▸ **ASSIGNED TASK**: Without any of the pictures, print every record below exactly.

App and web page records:
□ □ □
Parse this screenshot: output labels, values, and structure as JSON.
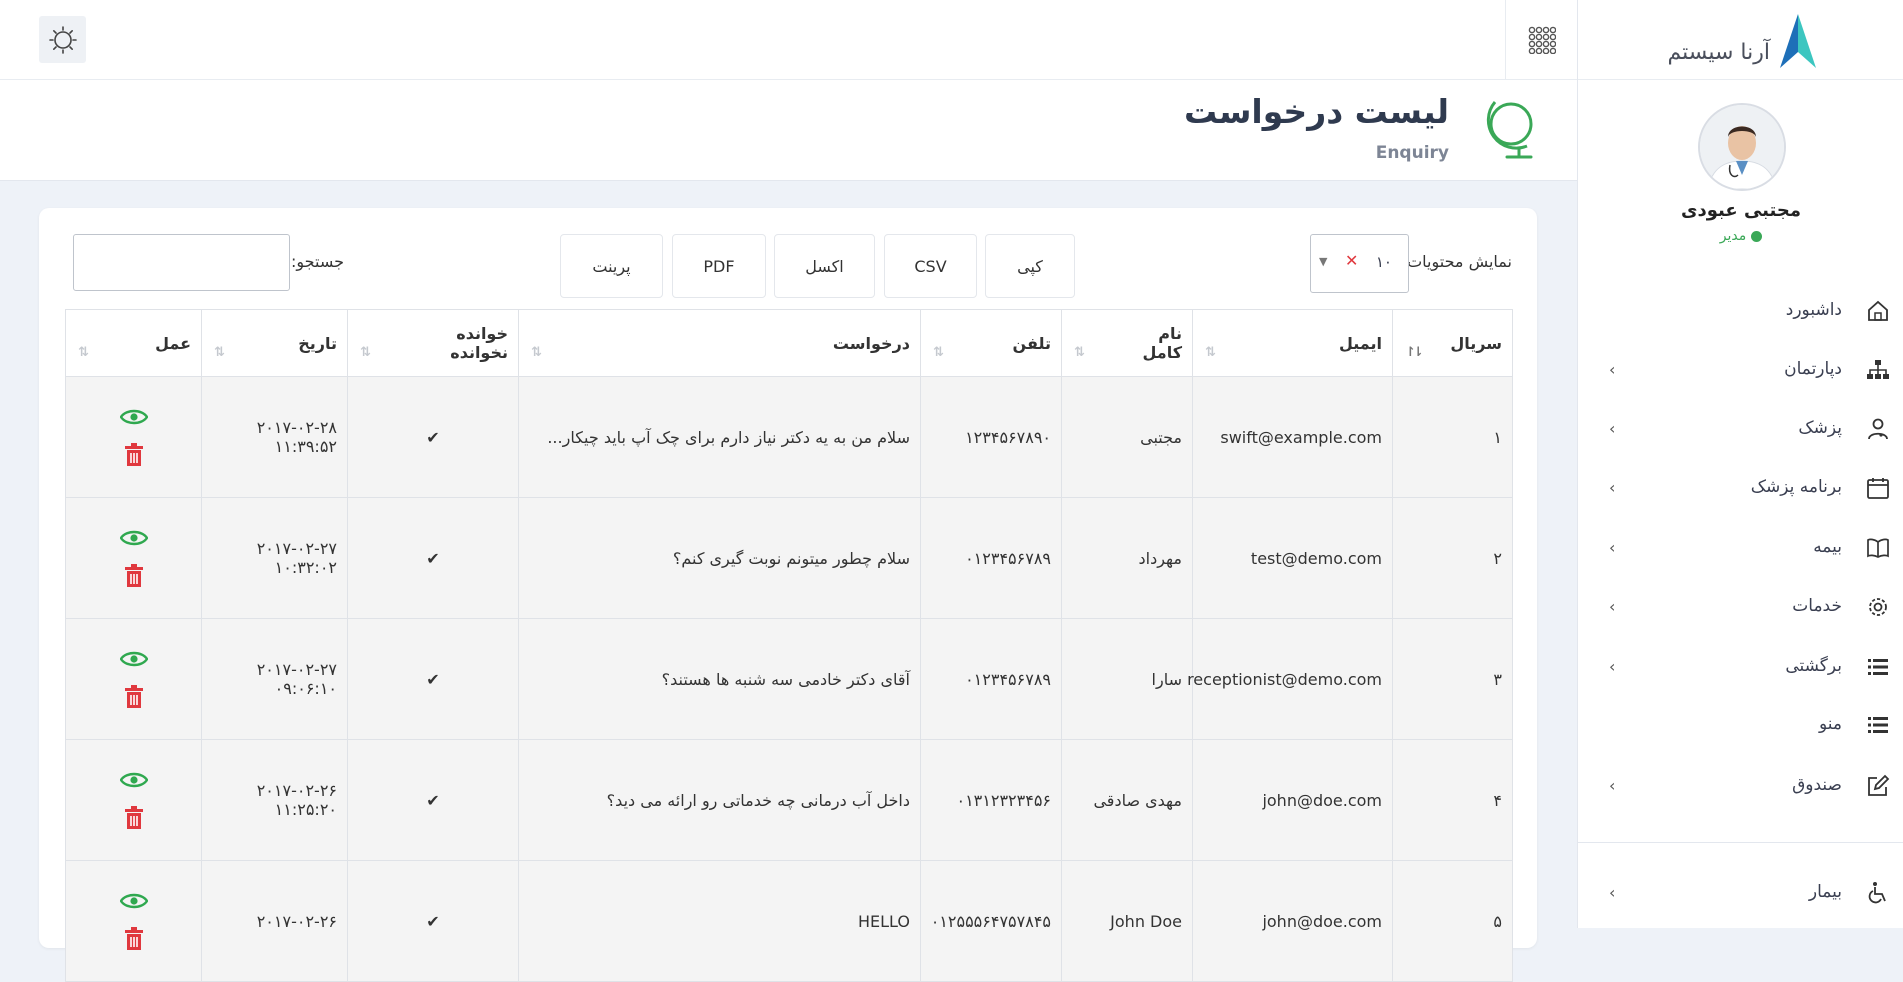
{
  "brand": {
    "name": "آرنا سیستم"
  },
  "user": {
    "name": "مجتبی عبودی",
    "role": "مدیر"
  },
  "sidebar": {
    "items": [
      {
        "label": "داشبورد",
        "icon": "home-icon",
        "has_submenu": false
      },
      {
        "label": "دپارتمان",
        "icon": "sitemap-icon",
        "has_submenu": true
      },
      {
        "label": "پزشک",
        "icon": "doctor-icon",
        "has_submenu": true
      },
      {
        "label": "برنامه پزشک",
        "icon": "calendar-icon",
        "has_submenu": true
      },
      {
        "label": "بیمه",
        "icon": "book-icon",
        "has_submenu": true
      },
      {
        "label": "خدمات",
        "icon": "gear-icon",
        "has_submenu": true
      },
      {
        "label": "برگشتی",
        "icon": "list-icon",
        "has_submenu": true
      },
      {
        "label": "منو",
        "icon": "list-icon",
        "has_submenu": false
      },
      {
        "label": "صندوق",
        "icon": "edit-icon",
        "has_submenu": true
      },
      {
        "label": "بیمار",
        "icon": "wheelchair-icon",
        "has_submenu": true
      }
    ]
  },
  "header": {
    "title": "لیست درخواست",
    "subtitle": "Enquiry"
  },
  "controls": {
    "length_label": "نمایش محتویات",
    "length_value": "۱۰",
    "clear_symbol": "✕",
    "buttons": {
      "copy": "کپی",
      "csv": "CSV",
      "excel": "اکسل",
      "pdf": "PDF",
      "print": "پرینت"
    },
    "search_label": "جستجو:",
    "search_value": ""
  },
  "table": {
    "columns": {
      "serial": "سریال",
      "email": "ایمیل",
      "full_name_1": "نام",
      "full_name_2": "کامل",
      "phone": "تلفن",
      "request": "درخواست",
      "read_1": "خوانده",
      "read_2": "نخوانده",
      "date": "تاریخ",
      "action": "عمل"
    },
    "rows": [
      {
        "serial": "۱",
        "email": "swift@example.com",
        "name": "مجتبی",
        "phone": "۱۲۳۴۵۶۷۸۹۰",
        "request": "سلام من به یه دکتر نیاز دارم برای چک آپ باید چیکار...",
        "read": "✔",
        "date": "۲۰۱۷-۰۲-۲۸ ۱۱:۳۹:۵۲"
      },
      {
        "serial": "۲",
        "email": "test@demo.com",
        "name": "مهرداد",
        "phone": "۰۱۲۳۴۵۶۷۸۹",
        "request": "سلام چطور میتونم نوبت گیری کنم؟",
        "read": "✔",
        "date": "۲۰۱۷-۰۲-۲۷ ۱۰:۳۲:۰۲"
      },
      {
        "serial": "۳",
        "email": "receptionist@demo.com",
        "name": "سارا",
        "phone": "۰۱۲۳۴۵۶۷۸۹",
        "request": "آقای دکتر خادمی سه شنبه ها هستند؟",
        "read": "✔",
        "date": "۲۰۱۷-۰۲-۲۷ ۰۹:۰۶:۱۰"
      },
      {
        "serial": "۴",
        "email": "john@doe.com",
        "name": "مهدی صادقی",
        "phone": "۰۱۳۱۲۳۲۳۴۵۶",
        "request": "داخل آب درمانی چه خدماتی رو ارائه می دید؟",
        "read": "✔",
        "date": "۲۰۱۷-۰۲-۲۶ ۱۱:۲۵:۲۰"
      },
      {
        "serial": "۵",
        "email": "john@doe.com",
        "name": "John Doe",
        "phone": "۰۱۲۵۵۵۶۴۷۵۷۸۴۵",
        "request": "HELLO",
        "read": "✔",
        "date": "۲۰۱۷-۰۲-۲۶"
      }
    ]
  },
  "colors": {
    "accent": "#3aa857",
    "danger": "#e0383e",
    "brand_teal": "#3cc6c0",
    "brand_blue": "#1e6fb8"
  }
}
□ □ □
▸ **RESPONSE BELOW**:
Parse this screenshot: output labels, values, and structure as JSON.
{
  "brand": {
    "name": "آرنا سیستم"
  },
  "user": {
    "name": "مجتبی عبودی",
    "role": "مدیر"
  },
  "sidebar": {
    "items": [
      {
        "label": "داشبورد",
        "icon": "home-icon",
        "has_submenu": false
      },
      {
        "label": "دپارتمان",
        "icon": "sitemap-icon",
        "has_submenu": true
      },
      {
        "label": "پزشک",
        "icon": "doctor-icon",
        "has_submenu": true
      },
      {
        "label": "برنامه پزشک",
        "icon": "calendar-icon",
        "has_submenu": true
      },
      {
        "label": "بیمه",
        "icon": "book-icon",
        "has_submenu": true
      },
      {
        "label": "خدمات",
        "icon": "gear-icon",
        "has_submenu": true
      },
      {
        "label": "برگشتی",
        "icon": "list-icon",
        "has_submenu": true
      },
      {
        "label": "منو",
        "icon": "list-icon",
        "has_submenu": false
      },
      {
        "label": "صندوق",
        "icon": "edit-icon",
        "has_submenu": true
      },
      {
        "label": "بیمار",
        "icon": "wheelchair-icon",
        "has_submenu": true
      }
    ]
  },
  "header": {
    "title": "لیست درخواست",
    "subtitle": "Enquiry"
  },
  "controls": {
    "length_label": "نمایش محتویات",
    "length_value": "۱۰",
    "clear_symbol": "✕",
    "buttons": {
      "copy": "کپی",
      "csv": "CSV",
      "excel": "اکسل",
      "pdf": "PDF",
      "print": "پرینت"
    },
    "search_label": "جستجو:",
    "search_value": ""
  },
  "table": {
    "columns": {
      "serial": "سریال",
      "email": "ایمیل",
      "full_name_1": "نام",
      "full_name_2": "کامل",
      "phone": "تلفن",
      "request": "درخواست",
      "read_1": "خوانده",
      "read_2": "نخوانده",
      "date": "تاریخ",
      "action": "عمل"
    },
    "rows": [
      {
        "serial": "۱",
        "email": "swift@example.com",
        "name": "مجتبی",
        "phone": "۱۲۳۴۵۶۷۸۹۰",
        "request": "سلام من به یه دکتر نیاز دارم برای چک آپ باید چیکار...",
        "read": "✔",
        "date": "۲۰۱۷-۰۲-۲۸ ۱۱:۳۹:۵۲"
      },
      {
        "serial": "۲",
        "email": "test@demo.com",
        "name": "مهرداد",
        "phone": "۰۱۲۳۴۵۶۷۸۹",
        "request": "سلام چطور میتونم نوبت گیری کنم؟",
        "read": "✔",
        "date": "۲۰۱۷-۰۲-۲۷ ۱۰:۳۲:۰۲"
      },
      {
        "serial": "۳",
        "email": "receptionist@demo.com",
        "name": "سارا",
        "phone": "۰۱۲۳۴۵۶۷۸۹",
        "request": "آقای دکتر خادمی سه شنبه ها هستند؟",
        "read": "✔",
        "date": "۲۰۱۷-۰۲-۲۷ ۰۹:۰۶:۱۰"
      },
      {
        "serial": "۴",
        "email": "john@doe.com",
        "name": "مهدی صادقی",
        "phone": "۰۱۳۱۲۳۲۳۴۵۶",
        "request": "داخل آب درمانی چه خدماتی رو ارائه می دید؟",
        "read": "✔",
        "date": "۲۰۱۷-۰۲-۲۶ ۱۱:۲۵:۲۰"
      },
      {
        "serial": "۵",
        "email": "john@doe.com",
        "name": "John Doe",
        "phone": "۰۱۲۵۵۵۶۴۷۵۷۸۴۵",
        "request": "HELLO",
        "read": "✔",
        "date": "۲۰۱۷-۰۲-۲۶"
      }
    ]
  },
  "colors": {
    "accent": "#3aa857",
    "danger": "#e0383e",
    "brand_teal": "#3cc6c0",
    "brand_blue": "#1e6fb8"
  }
}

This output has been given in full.